Climate Wars (Star Wars Parody Ad)PARTNER: Avaaz.org
PROJECT TYPE: Print Design | Advertisement
This project blossomed into a four page spread after initially being conceived as a single page. Continuing on a successful theme of parodying pop culture to drive home a point, Avaaz.org embedded the drama of the UN global climate talks (in Poznan) and the upcoming EU summit (in Brussels) into a blockbuster storyline emphasizing the epic battle that faces Angela Merkel as she makes some very important decisions regarding the environment and the economy. We created the digital illustrations and other visuals to accompany it -- and we even managed to get a few Ewoks in on the last page.
This spread ran in full colour on four pages in the Gazeta in Poland in December 2008.
Page dimensions: 362.3mm x 528mm
Update: from an Avaaz blog post
...Avaaz took out a four-page advertisement in the Polish newspaper distributed at the UN talks. Facilitated by local Avaaz volunteers and paid for by member donations, the ad used a parody of Star Wars to ask if "Angie Skywalker" was being tempted by the Dark Side to become a climate "Darth Merkel"--and delivered our petition and poll results in a spectacular fashion that was covered on multiple German television networks and around the world.

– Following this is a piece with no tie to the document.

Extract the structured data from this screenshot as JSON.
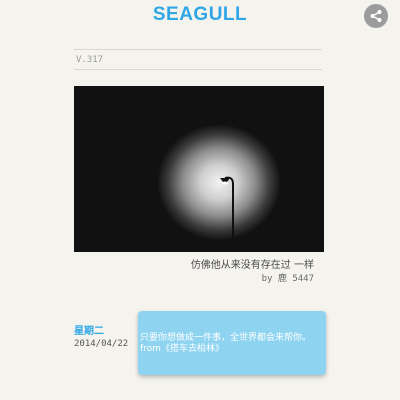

We learned that the Darth Merkel ad was waved at the German delegation's morning meeting at the UN talks--and when an Avaaz staffer tried to hand a copy of it to Germany's environment minister, he said he already had one.
The German campaign was an Avaaz-style surge of people-powered political pressure: rapid, targeted, global, and, we now know, effective. Sources close to the Chancellor's office tell us that the German leadership were stunned by the intensity of global reaction to their attempt to backtrack on climate policy. They hadn't anticipated anything close to it. Throughout, Avaaz worked closely with partner groups in Germany, who organized protests and launched ad campaigns throughout Germany--creating a "pressure sandwich" of international and domestic outcry. When the final EU deal was struck, Germany backed down on one of its most damaging demands--the free pollution permits and subsidies for new coal plants.
It wouldn't have happened without us--all of us around the world, whether we waved signs in freezing Warsaw or clicked an online petition from home.
In one sense, it's a small victory in a huge fight. The EU climate package is deeply flawed, and will have to be radically strengthened if Europe is to do its part. And Europe is just one component of the global agreement that will have to be struck in Copenhagen next year--at the end of a process full of pitfalls and obstacles.
But in another sense--as with our climate victories a year ago with Canada and Japan--it's a reminder to all of us that these enormous global problems aren't really so far out of our reach. That political leaders need to be led by regular people. That when enough of us join together, we can change the world.
Background imagery: NASA